Is the EU Policy Project Failing?
Last week Transparency International released its annual corruption perceptions index. The Index paints a depressing picture regarding some Central and Eastern European (CEE) countries that are mis-using public funds and backsliding on the rule of law amidst clamp-downs on civil society groups and government statements against European Union (EU) values of democracy. In a book released on the 23rd of February -- Policy Experiments, Failures and Innovations: Beyond Accession in Central and Eastern Europe – the contributors argue that this trend has been occurring ever since many countries became EU member states.
Once the darlings of economic reform and democratic transition, certain Central European countries no longer capture the news headlines for their progressive policies. In December 2016, the European Commission announced that it would sue Poland, Hungary and the Czech Republic at the European Court of Justice for refusing to take in refugees. The EU is also suing Hungary for passage of a new higher education law that would likely force the closure of the Central European University (CEU) – the home institution for many of the contributors to this book.
A closer examination reveals that the turn away from the democratic norms of Europe and its policy exports has been coming for a long time. And it is not only a rejection of the EU but also other international institutions and ‘globalist values’.
After 1989, Central and Eastern Europeans hoped that democracy would bring immediate economic benefits. These hopes went largely unfulfilled. Standards of living failed to keep pace with popular expectations, especially after the global financial crisis of the late 2000s when foreign banks called in their mortgages in the wake of collapsed financial markets. In this bleak climate, people were attracted to political leaders who claimed they could defend them against outsiders – not only foreign banks but also the international institutions like the EU or World Bank. These political stances have been under-pinned by policy reforms that at face value look like tearing down legislation or the reversion of policies.
This is the case in many instances. But the picture is more mixed. The years after 1989 also saw the peak of the unquestioned belief in liberalism – both political and economic. Open markets and open societies were extremely attractive to people who had lived under state socialism. The EU was the largest single foreign influence in the region during this period. The scale of the transfer was remarkable: thousands of pages of legislation and regulation, as well as models for the institutions to implement and enforce them.

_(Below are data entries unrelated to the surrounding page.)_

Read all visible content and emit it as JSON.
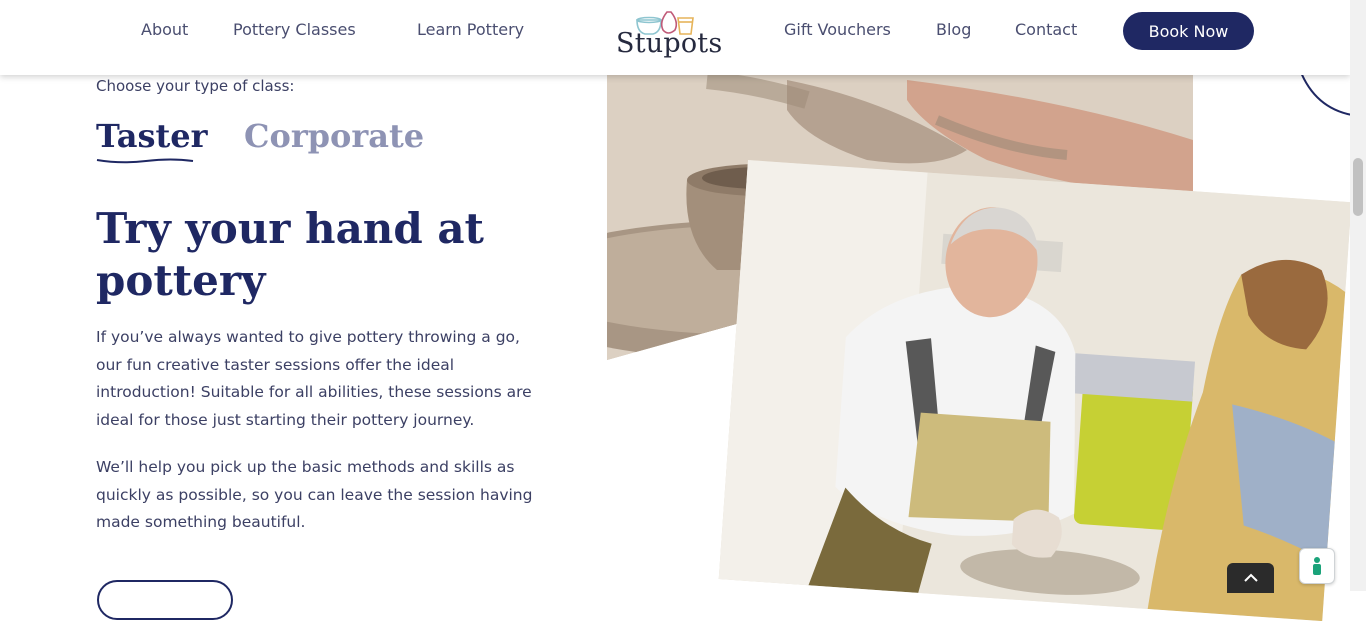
{
  "header": {
    "nav_left": [
      "About",
      "Pottery Classes",
      "Learn Pottery"
    ],
    "logo_text": "Stupots",
    "nav_right": [
      "Gift Vouchers",
      "Blog",
      "Contact"
    ],
    "cta_label": "Book Now"
  },
  "section": {
    "choose_label": "Choose your type of class:",
    "tabs": [
      {
        "label": "Taster",
        "active": true
      },
      {
        "label": "Corporate",
        "active": false
      }
    ],
    "heading": "Try your hand at pottery",
    "paragraphs": [
      "If you’ve always wanted to give pottery throwing a go, our fun creative taster sessions offer the ideal introduction! Suitable for all abilities, these sessions are ideal for those just starting their pottery journey.",
      "We’ll help you pick up the basic methods and skills as quickly as possible, so you can leave the session having made something beautiful."
    ]
  },
  "colors": {
    "brand_navy": "#1f2863",
    "inactive_tab": "#8e93b4",
    "body_text": "#3c4064"
  },
  "icons": [
    "chevron-up-icon",
    "accessibility-icon"
  ]
}
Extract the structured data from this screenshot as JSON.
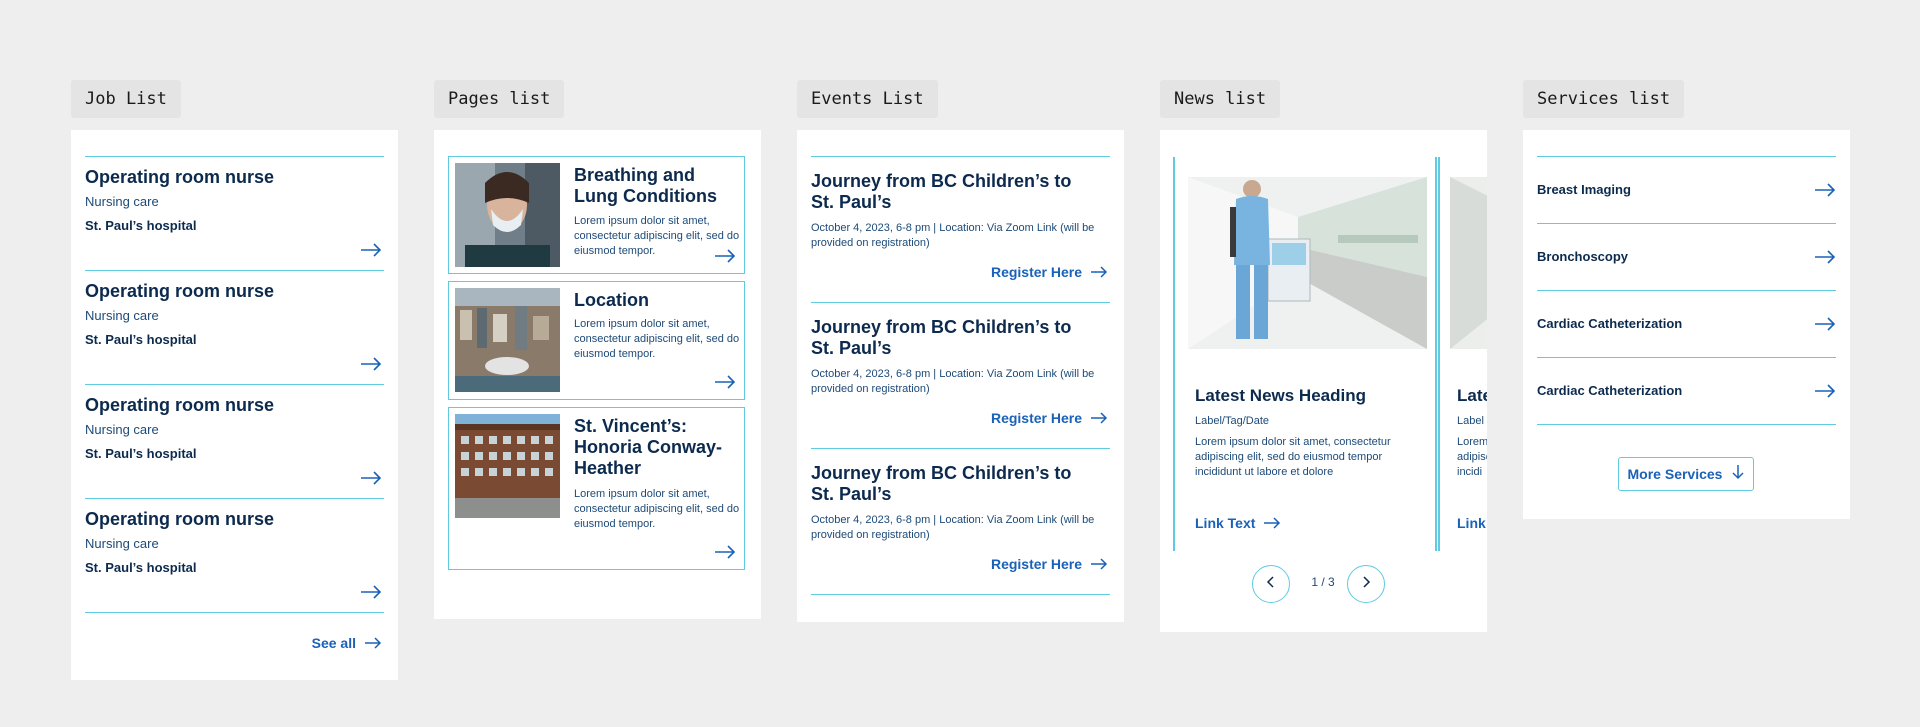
{
  "sections": {
    "jobs": "Job List",
    "pages": "Pages list",
    "events": "Events List",
    "news": "News list",
    "services": "Services list"
  },
  "jobs": {
    "items": [
      {
        "title": "Operating room nurse",
        "category": "Nursing care",
        "location": "St. Paul’s hospital"
      },
      {
        "title": "Operating room nurse",
        "category": "Nursing care",
        "location": "St. Paul’s hospital"
      },
      {
        "title": "Operating room nurse",
        "category": "Nursing care",
        "location": "St. Paul’s hospital"
      },
      {
        "title": "Operating room nurse",
        "category": "Nursing care",
        "location": "St. Paul’s hospital"
      }
    ],
    "see_all": "See all"
  },
  "pages": {
    "items": [
      {
        "title": "Breathing and Lung Conditions",
        "desc": "Lorem ipsum dolor sit amet, consectetur adipiscing elit, sed do eiusmod tempor."
      },
      {
        "title": "Location",
        "desc": "Lorem ipsum dolor sit amet, consectetur adipiscing elit, sed do eiusmod tempor."
      },
      {
        "title": "St. Vincent’s: Honoria Conway-Heather",
        "desc": "Lorem ipsum dolor sit amet, consectetur adipiscing elit, sed do eiusmod tempor."
      }
    ]
  },
  "events": {
    "items": [
      {
        "title": "Journey from BC Children’s to St. Paul’s",
        "details": "October 4, 2023, 6-8 pm   |   Location: Via Zoom Link (will be provided on registration)",
        "cta": "Register Here"
      },
      {
        "title": "Journey from BC Children’s to St. Paul’s",
        "details": "October 4, 2023, 6-8 pm   |   Location: Via Zoom Link (will be provided on registration)",
        "cta": "Register Here"
      },
      {
        "title": "Journey from BC Children’s to St. Paul’s",
        "details": "October 4, 2023, 6-8 pm   |   Location: Via Zoom Link (will be provided on registration)",
        "cta": "Register Here"
      }
    ]
  },
  "news": {
    "heading": "Latest News Heading",
    "label": "Label/Tag/Date",
    "desc": "Lorem ipsum dolor sit amet, consectetur adipiscing elit, sed do eiusmod tempor incididunt ut labore et dolore",
    "link": "Link Text",
    "peek_heading": "Late",
    "peek_label": "Label",
    "peek_desc": "Lorem adipisc incidi",
    "peek_link": "Link T",
    "pager": "1 / 3"
  },
  "services": {
    "items": [
      "Breast Imaging",
      "Bronchoscopy",
      "Cardiac Catheterization",
      "Cardiac Catheterization"
    ],
    "more": "More Services"
  },
  "colors": {
    "accent": "#5fcbe0",
    "link": "#1a62b8",
    "heading": "#0c2a4e",
    "background": "#eeeeee"
  },
  "icons": [
    "arrow-right-icon",
    "arrow-down-icon",
    "chevron-left-icon",
    "chevron-right-icon"
  ]
}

But, it was unrealistic to expect a smooth and uniform transmission of European models or international best practice to the political economies and societies re-building themselves in the image of the West. Nor was the EU’s agenda for Central and Eastern Europe intended to be a full plan for democracy and development. Instead, the enlargement policy sought to ensure that potential members were meeting the core requirements for EU membership. That is, a narrower set of goals focused on ensuring that the incomers could participate in a common market, a shared budget and policies, and a community of law.
There were explicit templates and transfers of policy that came with the transposition of the acquis communautaire for accession to the EU. However, most academic analysis of this process has focused on the procedures of transmission from Western European countries and how new member-states adopted these transfers rather than considering longer term issues of compliance and policy durability.
Beyond Accession chronicles the mixed fortunes of policy transfer into CEE countries as they adapted and translated foreign ideas and policies in the path towards EU accession. The life of these policies – which came with strong external origins -- inevitably go through processes of interpretation and result in local deviations as policy implementation rolls out. These dynamics produce outcomes that significantly diverge from the original intention. Is this failed transfer? Or local adaption and re-invention? Success or failure in the context of Europeanisation is often in the eye of the beholder.
Rather than binary ideas of ‘success’ and ‘failure’, the reform experiences of CEE countries are deeply varied through dynamics of policy translation. A bricolage of policy and reform has taken shape over time within local contexts so that a quarter-century of post-communist transition looks quite different from one country to another. There have been some interesting if volatile innovations in pension reform; local authorities and mayors have been able to transfigure the objectives, and outcomes, of Euroregions policy for cross-border cooperation; while national governments can disguise inaction on EU policy and international norms in areas such as gender policy and Roma policy.
The real question is when does policy evolve and change so much that it undermines the normative objectives of policy and in the case of the European project, the fundamental principles of Union?
Among the Brussels’ bureaucratic elite and the international media, Central Europeans are sometimes depicted as simple-minded populists and back-sliding authoritarians. Hungary is a case in point: In an open letter to the European Commission written by Hans Eichel, former chairman of G20 and Pascal Lamy, former European Commissioner implored the Commission to temporarily suspend payment of all EU funding to Hungary due to state capture and corrupt use of EU funds. Eichel and Lamy argue this step is necessary for the future of the European Union and its core values.
Such calls come too late and offer too little in strategic direction to alter what are now well-worn policy paths. Beyond Accession contributors highlight a long-term secular trend of policy deviations throughout CEE countries over the past twenty-five years. Clearly there are big unresolved debates about – and challenges to – EU democratic freedoms and rule of law. But the now middle-aged accession states, in their own distinct ways, are presenting alternative policy plans and administrative innovations that unsettle older conceptions of how to operate and what it means to be a member of the EU.